> Directions: The lines you need are those holding the word "your"; pull them from the material.

> Information given:
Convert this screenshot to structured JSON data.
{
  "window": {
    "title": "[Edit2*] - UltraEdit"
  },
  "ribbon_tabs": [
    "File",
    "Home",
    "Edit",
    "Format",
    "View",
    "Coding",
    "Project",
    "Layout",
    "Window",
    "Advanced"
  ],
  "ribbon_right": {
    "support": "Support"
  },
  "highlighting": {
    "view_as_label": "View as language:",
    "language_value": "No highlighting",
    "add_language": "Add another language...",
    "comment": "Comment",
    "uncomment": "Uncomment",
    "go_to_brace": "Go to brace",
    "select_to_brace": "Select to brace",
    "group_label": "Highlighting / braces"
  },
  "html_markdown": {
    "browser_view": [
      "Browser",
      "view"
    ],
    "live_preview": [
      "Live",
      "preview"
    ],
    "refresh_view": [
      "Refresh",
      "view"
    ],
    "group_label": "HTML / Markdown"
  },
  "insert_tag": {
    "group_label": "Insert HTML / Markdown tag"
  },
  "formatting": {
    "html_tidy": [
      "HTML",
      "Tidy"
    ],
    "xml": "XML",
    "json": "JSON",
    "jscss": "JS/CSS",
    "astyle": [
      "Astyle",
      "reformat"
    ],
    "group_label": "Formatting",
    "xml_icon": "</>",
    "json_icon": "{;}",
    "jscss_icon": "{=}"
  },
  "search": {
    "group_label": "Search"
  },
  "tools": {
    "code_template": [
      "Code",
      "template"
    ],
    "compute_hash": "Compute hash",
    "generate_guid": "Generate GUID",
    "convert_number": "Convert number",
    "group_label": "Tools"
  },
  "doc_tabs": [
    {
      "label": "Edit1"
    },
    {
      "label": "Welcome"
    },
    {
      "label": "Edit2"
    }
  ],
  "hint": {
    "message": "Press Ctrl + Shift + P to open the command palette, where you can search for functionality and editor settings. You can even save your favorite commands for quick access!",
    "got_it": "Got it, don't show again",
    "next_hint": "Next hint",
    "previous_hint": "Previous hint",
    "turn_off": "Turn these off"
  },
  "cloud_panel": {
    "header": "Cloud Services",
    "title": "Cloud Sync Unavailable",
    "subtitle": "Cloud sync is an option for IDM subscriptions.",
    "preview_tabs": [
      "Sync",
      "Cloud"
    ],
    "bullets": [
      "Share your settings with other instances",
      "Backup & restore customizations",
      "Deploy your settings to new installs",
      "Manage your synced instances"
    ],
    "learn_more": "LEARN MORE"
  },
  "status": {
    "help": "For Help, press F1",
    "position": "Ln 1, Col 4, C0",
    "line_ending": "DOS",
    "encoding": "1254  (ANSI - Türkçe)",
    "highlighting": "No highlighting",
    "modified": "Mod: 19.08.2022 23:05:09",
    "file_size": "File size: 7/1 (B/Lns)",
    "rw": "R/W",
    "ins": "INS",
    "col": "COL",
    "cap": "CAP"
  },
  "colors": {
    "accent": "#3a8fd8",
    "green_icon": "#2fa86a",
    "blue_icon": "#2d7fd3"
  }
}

> Answer box:
    "message": "Press Ctrl + Shift + P to open the command palette, where you can search for functionality and editor settings. You can even save your favorite commands for quick access!",
      "Share your settings with other instances",
      "Deploy your settings to new installs",
      "Manage your synced instances"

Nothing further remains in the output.